It has recently emerged that the Government has accepted all of the 26 recommendations put forward by the Insurance Fraud Taskforce in their report last January.

Measures will include clamping down on unscrupulous solicitor behaviours; namely:

  • A lower burden of proof before the Solicitors Disciplinary Tribunal (the civil, as opposed to the criminal, standard)
  • Stronger fining powers for the Solicitors Regulation Authority (above the existing £2,000)
  • Measures to discourage late claims

In respect of discouraging fraudulent late claims, the report recommended changes to the rules concerning the court, costs and evidence. Suggestions included the following:

  • Reducing recoverable costs by 50% if a minor claim is notified six months or more after the accident
  • Introducing a rebuttable evidential presumption that no injury occurred if claims are lodged after a certain specified period
  • Older claims be allocated to the small claims track, with more recent claims proceeding as normal on the fast track

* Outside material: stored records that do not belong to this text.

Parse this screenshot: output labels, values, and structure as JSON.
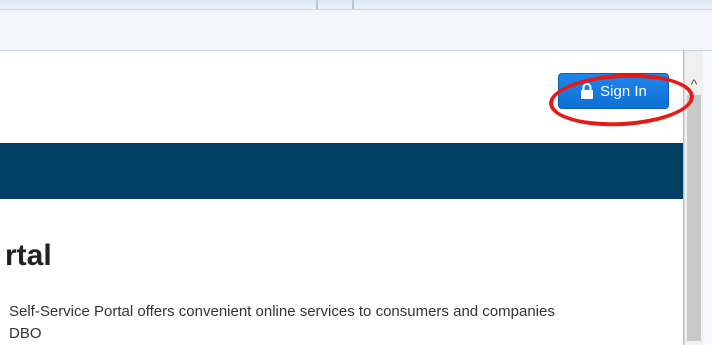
{
  "header": {
    "signin_label": "Sign In",
    "signin_icon": "lock-icon"
  },
  "main": {
    "title_fragment": "rtal",
    "intro_line1": "Self-Service Portal offers convenient online services to consumers and companies",
    "intro_line2": "DBO"
  },
  "colors": {
    "nav_band": "#003e63",
    "signin_button": "#1f86ec",
    "annotation": "#e81a16"
  }
}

The Taskforce also recommended consulting on an obligation for referral sources to be included on claims notification forms (which would assist with fraud detection) and for claims to only proceed where this is completed.

A tougher stance was encouraged of the SRA, for example to carry out client identification checks in more cases.

The ABI was advised to discourage 'inappropriate use of pre-medical offers,' a proposal firmly supported by Law Society Chief Executive, Catherine Dixon, as the value of claims 'cannot be properly assessed against robust medical evidence.' The Chief Executive also implies that the report does not go far enough and maintains that it is critical for fraudulent and defendable claims to be defended.

The report also included proposals for insurers themselves, who were strongly invited to share data with the SRA in the event of suspected fraud or referral fee ban breaches. It was highlighted that guidance is required in respect of acceptable forms of contact between insurers and claimants, to ensure the latter has given instructions to their representatives.

The Government will outline how the proposals will be implemented 'in due course,' according to Treasury Minister Harriett Baldwin, who insisted on urgency, given the estimated cost of the problem to the country is £3bn.

Although the proposals are inevitably contested by claimant lawyers, it is hoped that they will work in conjunction with the measures announced in the Autumn Statement and the heightened claims management company regulation; in furtherance of the Government's commitment to crackdown on fraudulent activity.